*** Material shown Section Begins ***

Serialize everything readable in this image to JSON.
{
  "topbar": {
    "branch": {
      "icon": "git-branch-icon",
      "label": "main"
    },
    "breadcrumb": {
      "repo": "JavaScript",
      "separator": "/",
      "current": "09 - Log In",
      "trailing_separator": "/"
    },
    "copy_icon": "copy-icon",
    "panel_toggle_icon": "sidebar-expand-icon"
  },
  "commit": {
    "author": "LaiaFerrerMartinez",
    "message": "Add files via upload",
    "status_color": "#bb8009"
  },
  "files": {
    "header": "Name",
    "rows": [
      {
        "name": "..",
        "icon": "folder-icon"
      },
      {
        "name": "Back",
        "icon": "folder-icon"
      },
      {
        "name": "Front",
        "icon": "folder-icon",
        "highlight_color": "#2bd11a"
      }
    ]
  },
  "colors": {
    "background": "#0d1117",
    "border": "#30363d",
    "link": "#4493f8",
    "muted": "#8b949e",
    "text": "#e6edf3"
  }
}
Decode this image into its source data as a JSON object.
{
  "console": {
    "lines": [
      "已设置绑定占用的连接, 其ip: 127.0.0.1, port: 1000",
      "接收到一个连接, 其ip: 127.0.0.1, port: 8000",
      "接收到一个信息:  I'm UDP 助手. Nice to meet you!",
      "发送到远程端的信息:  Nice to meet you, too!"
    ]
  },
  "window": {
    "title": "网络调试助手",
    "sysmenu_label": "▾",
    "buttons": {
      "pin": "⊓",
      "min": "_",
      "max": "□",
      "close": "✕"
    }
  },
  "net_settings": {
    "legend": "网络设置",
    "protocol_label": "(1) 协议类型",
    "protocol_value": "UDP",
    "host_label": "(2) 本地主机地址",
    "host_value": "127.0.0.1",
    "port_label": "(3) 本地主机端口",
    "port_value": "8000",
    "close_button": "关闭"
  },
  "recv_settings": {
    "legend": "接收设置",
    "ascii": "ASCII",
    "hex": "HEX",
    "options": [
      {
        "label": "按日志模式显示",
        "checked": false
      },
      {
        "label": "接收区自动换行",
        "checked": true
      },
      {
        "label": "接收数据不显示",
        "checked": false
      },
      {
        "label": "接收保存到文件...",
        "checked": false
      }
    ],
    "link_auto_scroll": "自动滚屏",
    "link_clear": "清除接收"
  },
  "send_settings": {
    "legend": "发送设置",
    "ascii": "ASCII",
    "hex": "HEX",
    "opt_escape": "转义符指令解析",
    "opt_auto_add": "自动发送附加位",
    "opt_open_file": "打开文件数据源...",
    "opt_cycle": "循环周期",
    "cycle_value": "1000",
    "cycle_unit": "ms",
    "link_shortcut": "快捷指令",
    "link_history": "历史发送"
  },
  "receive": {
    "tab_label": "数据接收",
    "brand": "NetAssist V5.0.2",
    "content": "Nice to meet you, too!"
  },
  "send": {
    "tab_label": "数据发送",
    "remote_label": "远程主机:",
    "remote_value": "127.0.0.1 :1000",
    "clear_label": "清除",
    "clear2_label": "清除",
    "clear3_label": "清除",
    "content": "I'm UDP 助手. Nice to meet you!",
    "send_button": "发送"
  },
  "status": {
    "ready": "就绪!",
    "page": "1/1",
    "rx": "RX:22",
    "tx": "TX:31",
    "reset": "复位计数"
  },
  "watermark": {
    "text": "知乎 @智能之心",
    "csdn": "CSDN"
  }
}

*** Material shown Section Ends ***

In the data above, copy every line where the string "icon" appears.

#### Your response
      "icon": "git-branch-icon",
    "copy_icon": "copy-icon",
    "panel_toggle_icon": "sidebar-expand-icon"
        "icon": "folder-icon"
        "icon": "folder-icon"
        "icon": "folder-icon",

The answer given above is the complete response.